Providing First Exposure
Video lectures are just one of the many ways you can deliver content to your students before they come to class. Here are some excellent examples.
- Humanities: https://www.youtube.com/watch?v=dwHSHF8St38
- STEM: https://lagunita.stanford.edu/courses/DB/RDB/SelfPaced/courseware/ch-introduction/seq-vid-the_relational_model/
- Flip Like an Expert – Best Practices for Successful Flipped Classrooms (Download the PDF)
- Engagement with the Inverted Classroom Approach: Student Characteristics and Impact on Learning Outcomes (Download the PDF)
Providing Incentives to Prepare
- An answer garden is a quick and easy way to get students thinking about the content before coming to class: http://answergarden.ch/
Providing an Assessment of Understanding
Providing Higher Order Activities
- Flippable Moments (http://www.facultyfocus.com/articles/instructional-design/looking-for-flippable-moments-in-your-class). This is a nice, general discussion of how to look at your class with critical eye to see where students might benefit from the flipped model of education.
- Instructional Carousels (http://www.edutopia.org/discussion/thinking-their-feet-instructional-carousels). This article on Edutopia describes a carousel model for class discussions that keeps students moving and challenges them to look at the same issue/topic in different ways.
- The Center for Teaching at Vanderbilt University: http://cft.vanderbilt.edu/guides-sub-pages/flipping-the-classroom/
- Educase 2014 Horizon Report: http://www.educause.edu/library/resources/2014-horizon-report
Software and Apps
There are numerous ways to create effective online lectures and videos if that's how you plan to provide content to your students outside of the classroom. CAT+FD doesn't endorse any of these products; we are simply compiling a list of options. As we learn about these and other options, we'll try to provide some commentary on how well each works.
- Snip (https://mix.office.com/snip). This is a Microsoft Garage product and is currently only available of Windows devices.
- Camtasia (https://www.techsmith.com/camtasia.html). Mention lecture capture to anyone familiar with the concept, and Camtasia will likely enter into the conversation. TechSmith's Camtasia has established itself as the defacto software for producing high-quailty online lectures without requiring a steep learning curve. CAT+FD has the program available for faculty use on both Mac and PC in our Camtasia Studio.
- AirSketch (http://www.qrayon.com/home/airsketch). AirSketch is an iPad app that let's you turn your iPad into a sketch pad, saving you several hundred dollars if you want to be able to write on screen remotely.
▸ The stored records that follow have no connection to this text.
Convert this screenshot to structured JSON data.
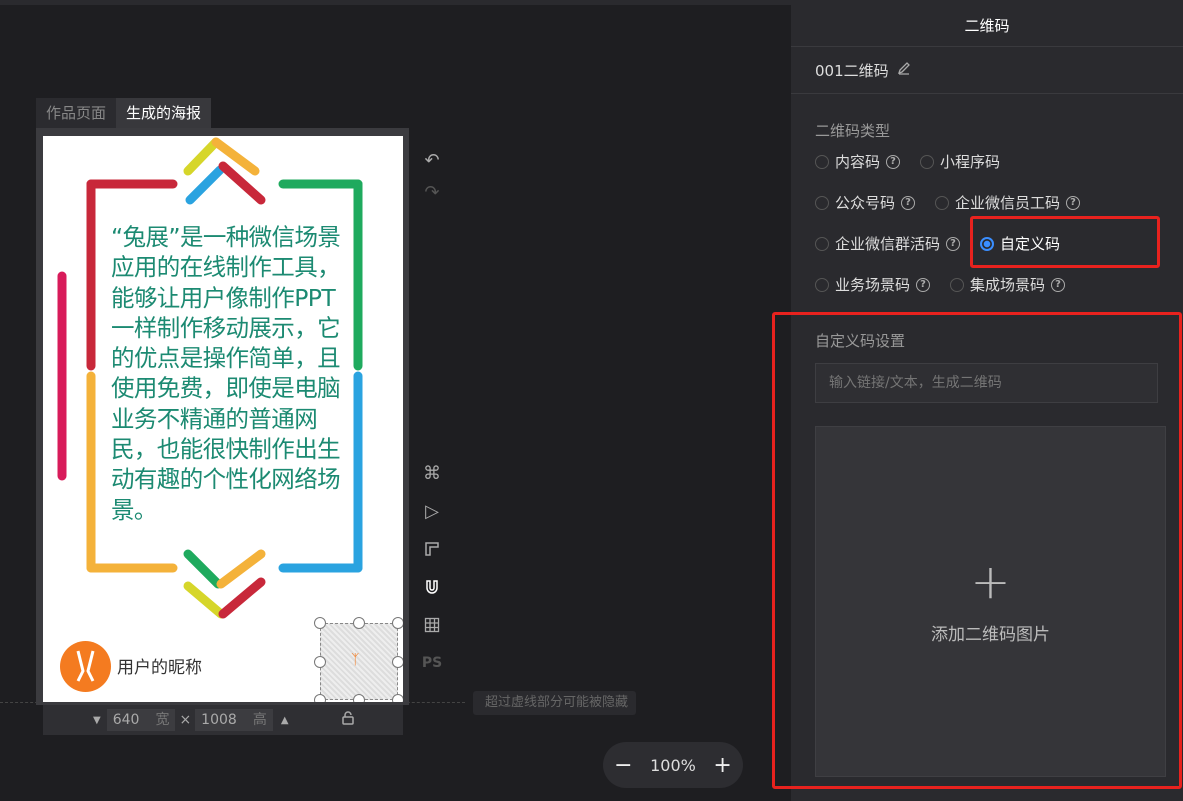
{
  "canvas": {
    "tabs": [
      {
        "label": "作品页面",
        "active": false
      },
      {
        "label": "生成的海报",
        "active": true
      }
    ],
    "poster": {
      "text": "“兔展”是一种微信场景应用的在线制作工具，能够让用户像制作PPT一样制作移动展示，它的优点是操作简单，且使用免费，即使是电脑业务不精通的普通网民，也能很快制作出生动有趣的个性化网络场景。",
      "nickname": "用户的昵称"
    },
    "size": {
      "width": "640",
      "width_unit": "宽",
      "height": "1008",
      "height_unit": "高",
      "sep": "×"
    },
    "hint": "超过虚线部分可能被隐藏",
    "zoom": {
      "level": "100%",
      "minus": "−",
      "plus": "+"
    },
    "tools": [
      "undo-icon",
      "redo-icon",
      "command-icon",
      "play-icon",
      "ruler-icon",
      "magnet-icon",
      "grid-icon",
      "ps-icon"
    ],
    "tool_ps_label": "PS"
  },
  "panel": {
    "title": "二维码",
    "name": "001二维码",
    "type_label": "二维码类型",
    "types": [
      {
        "label": "内容码",
        "help": true,
        "selected": false
      },
      {
        "label": "小程序码",
        "help": false,
        "selected": false
      },
      {
        "label": "公众号码",
        "help": true,
        "selected": false
      },
      {
        "label": "企业微信员工码",
        "help": true,
        "selected": false
      },
      {
        "label": "企业微信群活码",
        "help": true,
        "selected": false
      },
      {
        "label": "自定义码",
        "help": false,
        "selected": true
      },
      {
        "label": "业务场景码",
        "help": true,
        "selected": false
      },
      {
        "label": "集成场景码",
        "help": true,
        "selected": false
      }
    ],
    "help_glyph": "?",
    "custom_label": "自定义码设置",
    "custom_input_placeholder": "输入链接/文本，生成二维码",
    "upload_label": "添加二维码图片",
    "upload_plus": "+"
  },
  "colors": {
    "accent": "#3a8eff",
    "highlight": "#e8221e",
    "poster_text": "#1c8a72",
    "avatar": "#f47b20"
  }
}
After starting AirSketch, you open a browser window on any computer and go to the URL provided by AirSketch. Then you can write away, just like Sal Kahn.